** DATA EXTRACTS follows **
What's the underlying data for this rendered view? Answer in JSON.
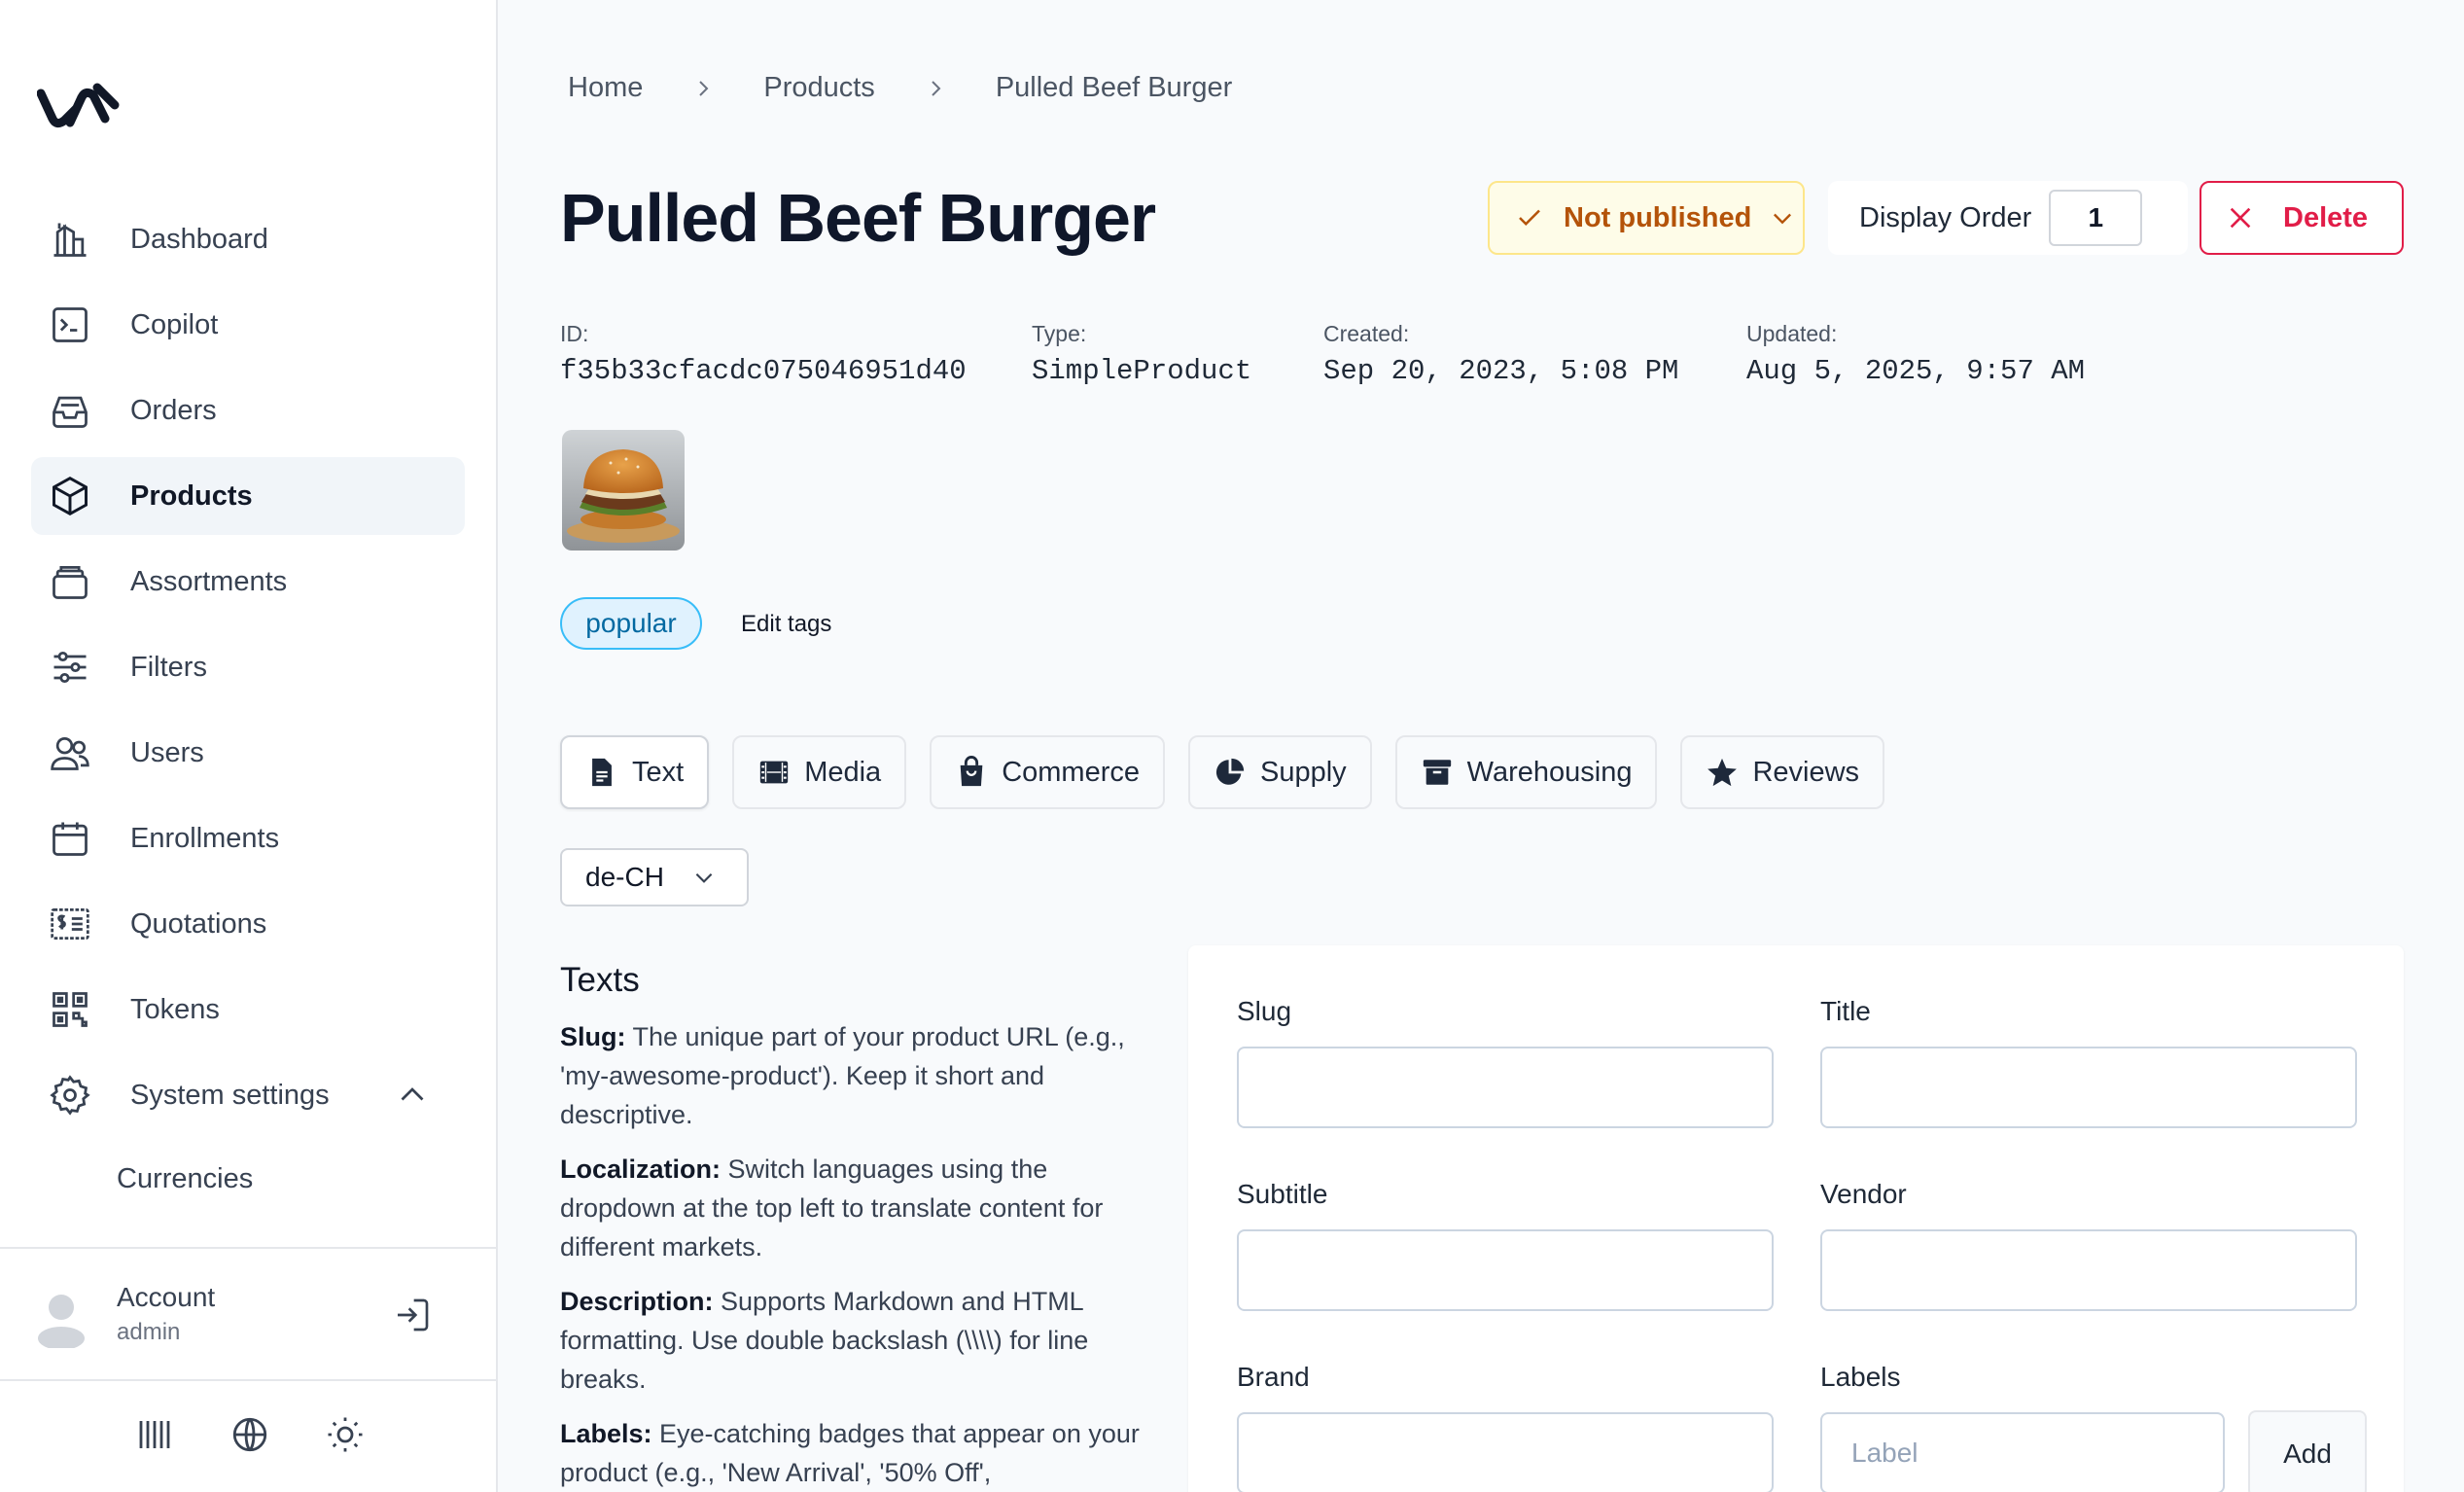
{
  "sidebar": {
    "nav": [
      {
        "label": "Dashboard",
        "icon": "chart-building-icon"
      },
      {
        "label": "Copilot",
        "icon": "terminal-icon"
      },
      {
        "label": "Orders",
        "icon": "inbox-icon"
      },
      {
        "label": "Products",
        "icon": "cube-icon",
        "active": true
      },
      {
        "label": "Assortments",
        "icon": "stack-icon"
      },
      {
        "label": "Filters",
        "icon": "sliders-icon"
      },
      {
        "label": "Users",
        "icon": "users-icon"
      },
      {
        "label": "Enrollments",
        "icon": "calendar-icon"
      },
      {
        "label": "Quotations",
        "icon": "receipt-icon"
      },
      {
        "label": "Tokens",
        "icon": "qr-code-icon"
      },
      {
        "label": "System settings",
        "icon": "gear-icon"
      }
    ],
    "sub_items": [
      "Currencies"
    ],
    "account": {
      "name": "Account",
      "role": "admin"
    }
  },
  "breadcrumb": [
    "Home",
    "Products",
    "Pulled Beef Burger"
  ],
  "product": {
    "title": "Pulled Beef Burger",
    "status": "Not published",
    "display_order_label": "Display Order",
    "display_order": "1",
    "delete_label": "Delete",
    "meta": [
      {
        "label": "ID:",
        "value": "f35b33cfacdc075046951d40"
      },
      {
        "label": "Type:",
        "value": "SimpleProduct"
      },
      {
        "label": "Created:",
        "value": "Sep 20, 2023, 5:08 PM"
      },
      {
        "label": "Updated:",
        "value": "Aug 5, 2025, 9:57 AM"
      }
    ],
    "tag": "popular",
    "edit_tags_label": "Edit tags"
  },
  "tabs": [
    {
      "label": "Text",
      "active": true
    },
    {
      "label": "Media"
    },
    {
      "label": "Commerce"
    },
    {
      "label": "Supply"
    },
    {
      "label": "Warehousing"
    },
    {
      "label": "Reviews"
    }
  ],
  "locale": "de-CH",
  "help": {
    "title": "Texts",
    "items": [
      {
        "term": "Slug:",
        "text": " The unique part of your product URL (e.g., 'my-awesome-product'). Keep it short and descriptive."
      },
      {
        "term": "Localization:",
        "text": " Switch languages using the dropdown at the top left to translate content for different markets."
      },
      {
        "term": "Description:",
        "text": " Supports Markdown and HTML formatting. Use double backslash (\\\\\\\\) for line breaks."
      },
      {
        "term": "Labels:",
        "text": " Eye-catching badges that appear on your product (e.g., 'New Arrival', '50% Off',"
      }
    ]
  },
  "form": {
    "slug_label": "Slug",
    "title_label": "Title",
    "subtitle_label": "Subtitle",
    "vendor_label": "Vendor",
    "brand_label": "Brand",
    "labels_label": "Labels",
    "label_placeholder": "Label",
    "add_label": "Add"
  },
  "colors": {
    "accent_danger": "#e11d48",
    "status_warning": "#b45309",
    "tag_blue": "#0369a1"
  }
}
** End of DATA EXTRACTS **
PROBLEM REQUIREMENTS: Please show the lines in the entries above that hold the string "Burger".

THE COMPLETED TASK:
    "Pulled Beef Burger"
    "title": "Pulled Beef Burger",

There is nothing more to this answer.